Tagged seal on South Whames 72896 - Tagged as a weaned pup on the Isle of May in November, 2009

This is fascinating stuff and next I see these seals I will know how old they are by just looking but I will still send my sightings off as it is more important to them than it is me. 

I would like to thank the guys for all their hard work and keep it up guys.

These are some of the seals we see around the Farnes. 


Friday, 20 September 2013

Artic Skua

We have had a good few Artic Skuas around the Farnes lately and they have been doing what they do best and attack other birds for their food. We also saw one sitting on the rocks at Blue Caps and it was not bothered at all. It was just a pity it was directly into the sun. 

Here are a few pictures for you.

Monday, 9 September 2013

Sunset Cruises

The Sunset Cruises are now finished for the year and I must say they are the best trips. In the breeding season we have watched Jumplings (Guillemot Chicks) take that leap of faith. We have had the perfect light for all our photographers that have joined me and most of all we had had some cracking sunsets.

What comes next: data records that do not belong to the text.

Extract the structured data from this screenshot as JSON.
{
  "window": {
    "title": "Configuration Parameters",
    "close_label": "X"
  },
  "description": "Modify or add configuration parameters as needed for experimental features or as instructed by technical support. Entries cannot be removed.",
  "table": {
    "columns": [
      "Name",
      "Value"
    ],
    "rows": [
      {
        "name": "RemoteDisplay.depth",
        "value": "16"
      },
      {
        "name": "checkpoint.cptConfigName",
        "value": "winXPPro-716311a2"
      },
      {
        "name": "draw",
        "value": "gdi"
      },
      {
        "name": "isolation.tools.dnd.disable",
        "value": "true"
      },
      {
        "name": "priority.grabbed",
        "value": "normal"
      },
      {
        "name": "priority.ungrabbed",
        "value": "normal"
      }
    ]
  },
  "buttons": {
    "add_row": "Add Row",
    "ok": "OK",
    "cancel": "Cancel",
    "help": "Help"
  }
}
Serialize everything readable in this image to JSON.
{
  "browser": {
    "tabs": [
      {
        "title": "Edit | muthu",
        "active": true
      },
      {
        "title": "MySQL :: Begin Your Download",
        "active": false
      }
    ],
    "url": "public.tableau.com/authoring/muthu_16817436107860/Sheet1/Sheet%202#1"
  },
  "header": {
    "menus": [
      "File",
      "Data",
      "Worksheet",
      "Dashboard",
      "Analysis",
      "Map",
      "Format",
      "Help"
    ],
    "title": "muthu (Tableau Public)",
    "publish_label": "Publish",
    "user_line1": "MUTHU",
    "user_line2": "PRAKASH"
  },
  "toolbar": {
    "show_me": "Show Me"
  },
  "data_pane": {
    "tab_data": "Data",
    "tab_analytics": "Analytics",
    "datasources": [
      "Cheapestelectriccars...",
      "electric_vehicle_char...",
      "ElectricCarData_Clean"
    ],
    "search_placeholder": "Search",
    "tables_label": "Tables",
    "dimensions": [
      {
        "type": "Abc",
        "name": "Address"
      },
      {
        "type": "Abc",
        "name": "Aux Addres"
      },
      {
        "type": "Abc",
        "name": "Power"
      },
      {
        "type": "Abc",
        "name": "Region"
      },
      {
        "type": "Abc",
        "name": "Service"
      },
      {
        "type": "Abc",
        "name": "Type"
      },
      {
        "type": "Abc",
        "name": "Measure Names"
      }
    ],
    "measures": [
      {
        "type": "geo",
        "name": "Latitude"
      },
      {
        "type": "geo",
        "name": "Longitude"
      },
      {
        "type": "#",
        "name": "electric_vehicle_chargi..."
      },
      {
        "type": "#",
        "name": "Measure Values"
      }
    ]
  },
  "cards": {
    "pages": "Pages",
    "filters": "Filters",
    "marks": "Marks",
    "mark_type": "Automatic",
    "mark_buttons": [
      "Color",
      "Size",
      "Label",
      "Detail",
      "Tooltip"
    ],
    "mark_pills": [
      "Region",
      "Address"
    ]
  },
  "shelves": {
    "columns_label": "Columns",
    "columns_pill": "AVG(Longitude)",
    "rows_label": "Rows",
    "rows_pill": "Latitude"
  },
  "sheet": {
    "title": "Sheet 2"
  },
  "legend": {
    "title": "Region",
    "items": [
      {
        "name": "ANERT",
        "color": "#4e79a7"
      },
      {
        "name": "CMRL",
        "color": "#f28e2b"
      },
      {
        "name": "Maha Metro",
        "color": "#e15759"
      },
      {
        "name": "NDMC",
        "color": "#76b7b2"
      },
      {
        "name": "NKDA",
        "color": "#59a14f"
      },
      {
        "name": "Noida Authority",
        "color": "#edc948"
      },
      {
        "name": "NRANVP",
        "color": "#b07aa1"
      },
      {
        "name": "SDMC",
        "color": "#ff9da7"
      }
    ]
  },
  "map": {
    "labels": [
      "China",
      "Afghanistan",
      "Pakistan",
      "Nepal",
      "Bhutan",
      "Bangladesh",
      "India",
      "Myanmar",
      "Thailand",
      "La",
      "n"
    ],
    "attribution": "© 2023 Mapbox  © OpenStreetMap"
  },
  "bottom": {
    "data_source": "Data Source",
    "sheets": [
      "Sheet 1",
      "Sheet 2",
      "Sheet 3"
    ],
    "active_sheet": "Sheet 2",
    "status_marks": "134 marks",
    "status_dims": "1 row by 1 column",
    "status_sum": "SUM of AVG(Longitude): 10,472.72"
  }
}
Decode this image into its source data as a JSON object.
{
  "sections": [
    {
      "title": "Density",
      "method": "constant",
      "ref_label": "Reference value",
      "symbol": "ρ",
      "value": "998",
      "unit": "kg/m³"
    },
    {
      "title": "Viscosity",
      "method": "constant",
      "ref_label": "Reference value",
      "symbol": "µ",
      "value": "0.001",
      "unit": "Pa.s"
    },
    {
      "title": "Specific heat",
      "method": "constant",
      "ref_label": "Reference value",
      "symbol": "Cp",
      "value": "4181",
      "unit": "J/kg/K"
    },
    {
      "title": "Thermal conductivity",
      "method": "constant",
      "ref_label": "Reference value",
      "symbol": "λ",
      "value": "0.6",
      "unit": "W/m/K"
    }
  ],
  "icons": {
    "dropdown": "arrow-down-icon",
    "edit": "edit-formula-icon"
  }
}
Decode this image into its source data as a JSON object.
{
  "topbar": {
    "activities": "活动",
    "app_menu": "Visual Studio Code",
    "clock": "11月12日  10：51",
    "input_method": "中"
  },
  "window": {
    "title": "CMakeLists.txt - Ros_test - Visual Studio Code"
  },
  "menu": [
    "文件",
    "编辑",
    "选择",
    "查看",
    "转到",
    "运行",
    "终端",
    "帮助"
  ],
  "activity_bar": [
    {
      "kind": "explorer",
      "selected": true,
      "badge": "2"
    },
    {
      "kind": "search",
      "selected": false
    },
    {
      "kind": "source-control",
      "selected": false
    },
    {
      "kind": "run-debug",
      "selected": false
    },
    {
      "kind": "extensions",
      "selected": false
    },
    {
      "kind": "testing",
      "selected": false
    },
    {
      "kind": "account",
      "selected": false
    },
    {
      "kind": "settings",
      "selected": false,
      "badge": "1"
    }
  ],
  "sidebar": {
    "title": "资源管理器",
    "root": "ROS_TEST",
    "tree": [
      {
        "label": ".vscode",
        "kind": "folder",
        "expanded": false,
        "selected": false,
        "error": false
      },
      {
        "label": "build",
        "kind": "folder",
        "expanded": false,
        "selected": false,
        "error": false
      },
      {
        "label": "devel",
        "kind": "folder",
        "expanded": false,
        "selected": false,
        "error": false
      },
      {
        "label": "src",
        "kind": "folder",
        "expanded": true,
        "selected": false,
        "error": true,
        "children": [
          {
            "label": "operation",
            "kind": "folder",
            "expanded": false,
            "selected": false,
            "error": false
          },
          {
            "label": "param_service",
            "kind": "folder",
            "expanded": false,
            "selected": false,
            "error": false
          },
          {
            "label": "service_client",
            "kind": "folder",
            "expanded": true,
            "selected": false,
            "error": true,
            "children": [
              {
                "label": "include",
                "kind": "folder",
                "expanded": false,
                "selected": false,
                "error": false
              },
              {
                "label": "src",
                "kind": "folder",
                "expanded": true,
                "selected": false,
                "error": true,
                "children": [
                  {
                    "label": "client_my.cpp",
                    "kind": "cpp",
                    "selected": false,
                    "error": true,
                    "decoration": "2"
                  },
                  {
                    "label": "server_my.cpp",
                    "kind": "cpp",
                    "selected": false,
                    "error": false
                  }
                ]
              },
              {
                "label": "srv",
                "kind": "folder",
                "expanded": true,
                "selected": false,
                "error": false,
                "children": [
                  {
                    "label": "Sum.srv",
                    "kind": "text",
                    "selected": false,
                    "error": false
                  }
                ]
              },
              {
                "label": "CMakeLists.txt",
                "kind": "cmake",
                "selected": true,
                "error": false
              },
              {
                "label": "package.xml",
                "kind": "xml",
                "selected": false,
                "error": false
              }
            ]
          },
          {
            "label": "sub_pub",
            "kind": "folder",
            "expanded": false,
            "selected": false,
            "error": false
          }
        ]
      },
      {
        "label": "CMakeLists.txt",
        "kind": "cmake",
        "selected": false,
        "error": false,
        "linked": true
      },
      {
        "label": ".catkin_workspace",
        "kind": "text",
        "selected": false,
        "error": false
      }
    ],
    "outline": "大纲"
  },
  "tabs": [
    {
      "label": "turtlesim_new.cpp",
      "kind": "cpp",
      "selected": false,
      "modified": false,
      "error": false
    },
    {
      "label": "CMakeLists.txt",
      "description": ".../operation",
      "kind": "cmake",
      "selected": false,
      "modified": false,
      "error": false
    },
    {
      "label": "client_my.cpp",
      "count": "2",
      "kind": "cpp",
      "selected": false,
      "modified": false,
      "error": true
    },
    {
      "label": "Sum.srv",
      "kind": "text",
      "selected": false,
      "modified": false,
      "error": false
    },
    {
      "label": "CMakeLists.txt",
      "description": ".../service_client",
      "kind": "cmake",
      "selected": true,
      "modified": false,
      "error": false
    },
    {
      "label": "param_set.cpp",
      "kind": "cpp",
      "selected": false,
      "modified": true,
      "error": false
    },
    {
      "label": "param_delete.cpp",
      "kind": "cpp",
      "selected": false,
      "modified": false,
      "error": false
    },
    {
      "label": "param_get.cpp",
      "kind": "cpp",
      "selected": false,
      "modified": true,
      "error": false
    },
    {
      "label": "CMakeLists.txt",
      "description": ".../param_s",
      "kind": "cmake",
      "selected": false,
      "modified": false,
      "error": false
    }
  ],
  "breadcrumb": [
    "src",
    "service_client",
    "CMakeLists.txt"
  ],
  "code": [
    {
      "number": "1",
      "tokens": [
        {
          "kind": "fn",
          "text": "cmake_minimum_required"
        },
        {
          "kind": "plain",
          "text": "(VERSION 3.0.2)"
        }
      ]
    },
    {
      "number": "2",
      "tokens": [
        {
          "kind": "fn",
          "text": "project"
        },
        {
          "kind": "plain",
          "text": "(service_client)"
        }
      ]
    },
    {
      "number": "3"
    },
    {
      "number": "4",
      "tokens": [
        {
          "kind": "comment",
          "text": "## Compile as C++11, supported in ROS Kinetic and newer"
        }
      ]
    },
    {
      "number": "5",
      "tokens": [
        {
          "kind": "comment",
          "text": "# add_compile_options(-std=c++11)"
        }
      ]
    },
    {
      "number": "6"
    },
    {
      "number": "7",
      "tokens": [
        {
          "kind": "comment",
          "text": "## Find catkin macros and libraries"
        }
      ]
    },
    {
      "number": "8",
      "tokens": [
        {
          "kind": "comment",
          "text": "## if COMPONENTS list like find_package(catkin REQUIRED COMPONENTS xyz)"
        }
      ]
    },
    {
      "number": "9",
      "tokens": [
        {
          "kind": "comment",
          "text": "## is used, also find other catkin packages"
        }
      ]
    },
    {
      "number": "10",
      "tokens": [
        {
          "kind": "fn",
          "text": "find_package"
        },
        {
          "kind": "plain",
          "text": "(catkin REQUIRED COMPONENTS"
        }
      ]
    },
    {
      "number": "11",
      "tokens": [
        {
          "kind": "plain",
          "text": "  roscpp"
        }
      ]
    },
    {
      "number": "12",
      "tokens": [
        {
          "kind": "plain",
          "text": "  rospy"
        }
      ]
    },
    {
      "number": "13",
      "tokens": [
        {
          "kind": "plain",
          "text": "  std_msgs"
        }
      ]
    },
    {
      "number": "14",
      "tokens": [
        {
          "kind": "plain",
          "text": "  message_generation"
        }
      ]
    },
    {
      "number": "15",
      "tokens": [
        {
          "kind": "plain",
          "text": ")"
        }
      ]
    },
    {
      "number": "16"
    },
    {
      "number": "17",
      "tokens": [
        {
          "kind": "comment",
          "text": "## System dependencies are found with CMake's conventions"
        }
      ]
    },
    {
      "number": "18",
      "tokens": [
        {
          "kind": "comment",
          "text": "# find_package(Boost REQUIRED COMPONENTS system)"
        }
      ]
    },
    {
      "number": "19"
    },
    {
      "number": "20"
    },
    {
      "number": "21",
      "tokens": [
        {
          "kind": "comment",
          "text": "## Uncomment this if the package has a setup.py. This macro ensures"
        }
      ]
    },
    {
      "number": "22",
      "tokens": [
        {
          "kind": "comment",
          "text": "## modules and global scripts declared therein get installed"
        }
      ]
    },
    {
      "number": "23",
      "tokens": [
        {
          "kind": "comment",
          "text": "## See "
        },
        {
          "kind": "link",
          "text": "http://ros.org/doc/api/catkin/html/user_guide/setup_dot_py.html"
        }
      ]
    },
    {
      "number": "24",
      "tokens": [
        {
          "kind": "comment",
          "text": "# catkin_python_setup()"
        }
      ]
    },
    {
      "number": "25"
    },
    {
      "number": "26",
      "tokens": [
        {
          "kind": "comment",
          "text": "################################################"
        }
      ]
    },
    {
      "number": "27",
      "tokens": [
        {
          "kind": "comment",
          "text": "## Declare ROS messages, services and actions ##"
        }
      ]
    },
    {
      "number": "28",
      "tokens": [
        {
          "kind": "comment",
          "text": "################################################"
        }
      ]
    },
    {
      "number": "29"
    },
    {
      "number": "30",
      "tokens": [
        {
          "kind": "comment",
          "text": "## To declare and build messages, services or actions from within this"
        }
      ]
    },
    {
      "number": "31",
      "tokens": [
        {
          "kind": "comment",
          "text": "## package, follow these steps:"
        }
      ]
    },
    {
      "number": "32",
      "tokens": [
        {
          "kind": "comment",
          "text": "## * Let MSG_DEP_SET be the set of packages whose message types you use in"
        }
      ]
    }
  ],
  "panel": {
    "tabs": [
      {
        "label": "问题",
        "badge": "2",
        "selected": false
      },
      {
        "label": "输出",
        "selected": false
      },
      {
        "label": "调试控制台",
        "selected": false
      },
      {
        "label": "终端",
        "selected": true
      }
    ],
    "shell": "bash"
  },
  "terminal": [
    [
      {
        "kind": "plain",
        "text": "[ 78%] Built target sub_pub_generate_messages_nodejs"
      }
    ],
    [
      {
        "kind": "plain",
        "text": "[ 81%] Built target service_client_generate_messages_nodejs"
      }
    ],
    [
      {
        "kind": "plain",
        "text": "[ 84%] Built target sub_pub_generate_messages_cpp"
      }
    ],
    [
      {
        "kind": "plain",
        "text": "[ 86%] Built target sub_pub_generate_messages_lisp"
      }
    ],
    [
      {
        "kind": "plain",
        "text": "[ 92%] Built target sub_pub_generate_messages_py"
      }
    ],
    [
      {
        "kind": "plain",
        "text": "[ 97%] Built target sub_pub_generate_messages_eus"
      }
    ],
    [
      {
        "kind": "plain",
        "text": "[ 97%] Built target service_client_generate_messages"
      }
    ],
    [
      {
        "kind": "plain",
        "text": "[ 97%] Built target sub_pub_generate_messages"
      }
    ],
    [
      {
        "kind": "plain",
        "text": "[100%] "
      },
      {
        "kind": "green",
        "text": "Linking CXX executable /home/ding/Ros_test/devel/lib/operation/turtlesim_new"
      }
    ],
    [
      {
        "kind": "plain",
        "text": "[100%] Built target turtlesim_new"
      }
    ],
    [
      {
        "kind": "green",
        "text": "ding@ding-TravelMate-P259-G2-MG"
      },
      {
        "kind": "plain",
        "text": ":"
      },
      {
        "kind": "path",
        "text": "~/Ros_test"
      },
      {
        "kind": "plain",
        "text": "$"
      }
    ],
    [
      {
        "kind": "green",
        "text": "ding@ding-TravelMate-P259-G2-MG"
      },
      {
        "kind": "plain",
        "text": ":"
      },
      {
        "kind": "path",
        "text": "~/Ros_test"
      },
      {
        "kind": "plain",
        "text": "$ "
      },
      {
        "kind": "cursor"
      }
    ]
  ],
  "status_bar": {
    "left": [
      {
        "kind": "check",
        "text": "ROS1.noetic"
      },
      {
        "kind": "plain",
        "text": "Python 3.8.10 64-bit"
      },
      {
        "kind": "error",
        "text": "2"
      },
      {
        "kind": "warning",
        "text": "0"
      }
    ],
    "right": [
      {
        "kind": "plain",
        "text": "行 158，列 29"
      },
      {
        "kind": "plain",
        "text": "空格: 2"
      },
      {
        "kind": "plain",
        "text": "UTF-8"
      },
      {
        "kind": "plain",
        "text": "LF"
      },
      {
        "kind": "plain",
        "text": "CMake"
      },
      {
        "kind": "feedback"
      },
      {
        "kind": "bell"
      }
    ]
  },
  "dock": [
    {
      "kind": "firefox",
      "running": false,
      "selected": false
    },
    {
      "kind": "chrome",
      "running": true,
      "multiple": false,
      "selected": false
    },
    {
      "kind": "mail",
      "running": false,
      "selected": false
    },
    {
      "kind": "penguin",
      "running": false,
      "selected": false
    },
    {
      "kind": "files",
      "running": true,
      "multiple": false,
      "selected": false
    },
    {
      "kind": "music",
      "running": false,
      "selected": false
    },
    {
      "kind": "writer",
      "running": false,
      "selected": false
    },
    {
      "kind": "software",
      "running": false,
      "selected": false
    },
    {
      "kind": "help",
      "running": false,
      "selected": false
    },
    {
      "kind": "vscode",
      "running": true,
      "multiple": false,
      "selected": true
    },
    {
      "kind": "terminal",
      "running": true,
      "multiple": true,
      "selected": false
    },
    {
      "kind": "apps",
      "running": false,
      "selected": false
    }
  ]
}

Here is some pictures I have taken throughout the year and we will be doing them again next year so if your into Photography this is a must. If your not into photography then you will not be disappointed with this trip so why not join me next year.

Saturday, 7 September 2013

Grace Darling

September 7th 1838 the Rescue Mission

William Brooks, the youngest Darling living at home, was away fishing at Seahouses when the shipwreck occurred. This meant that only Grace and her parents were in the lighthouse, at the mercy of the dreadful storm. 

Grace, unable to sleep, was watching the storm through her bedroom window. She saw a large, black shape on Big Harcar Rock. Grace woke her father and with a telescope they studied the wreck for signs of life. They were none. Grace watched and watched and as daylight crept in around 7am Grace saw movement on the rock. There were indeed survivors of the wreck, two or three perhaps. William thought the sea was to rough for the lifeboat from Seahouses to set out, so he pondered what to do. 
He knew the rocks and he knew the tides but was still not sure. Grace pleaded with her father to try and rescue them.
As Grace's mother watched her husband and daughter push the 20 foot coble out into the sea she feared the worst. 

William decided that he would go on the south side of the rocks and this would give him more shelter from the stormy seas. Grace and her father rowed the boat around Blue Caps towards Big Harcar defying the wind, swell and spray and made it to the wreck. William then realised that 2 trips woul have to be done. 

William and Grace managed to get the boat close to the rock so that William could jump of to see the survivors. Grace held the boat while her father gathered together the weakest survivors and attempt to get them onto the boat. 
I could imagine that it was a hard decision to make which ones he took first but he did take Mrs Dawson with him but her two small children were dead and persuaded to leave them on the rock. 

I could not have done that if it was me but I suppose he did not want to lose another life. An injured man was next, but William needed some strong men to help him. He took John Tulloch and John Nicholson but this left Daniel Donovan and 3 others on the rock, plus the bodies of Reverend Rob and Mrs Dawson's children. 

They made it back to the Longstone and then he went back with the 2 survivors to rescue the remaining survivors. The 3 bodies were left on the rock until it was safer to collect them. 

Can you imagine the mixed feelings between Grace and William. It would have been joy, fear and sorrow for Mrs Dawson's loss, all mixed into one. 

  This is the report that William Darling sent to Trinity House 

 This is Grace Darling's window she looked out of during that stormy night. 

Today was 175 years since that famous day and the RNLI laid a reef on the water to celebrate our hero Grace Darling. We can not forget her father William either as he was a hero to.

They were going to try and row an old lifeboat out to the Longstone but the weather was to bad for them to do it. They however did row it out as far as they could and I have to take my hat off to the guys for doing it.

These are some pictures from today's adventures.

 The old and the new together as they come into the harbour.

 Grace Darling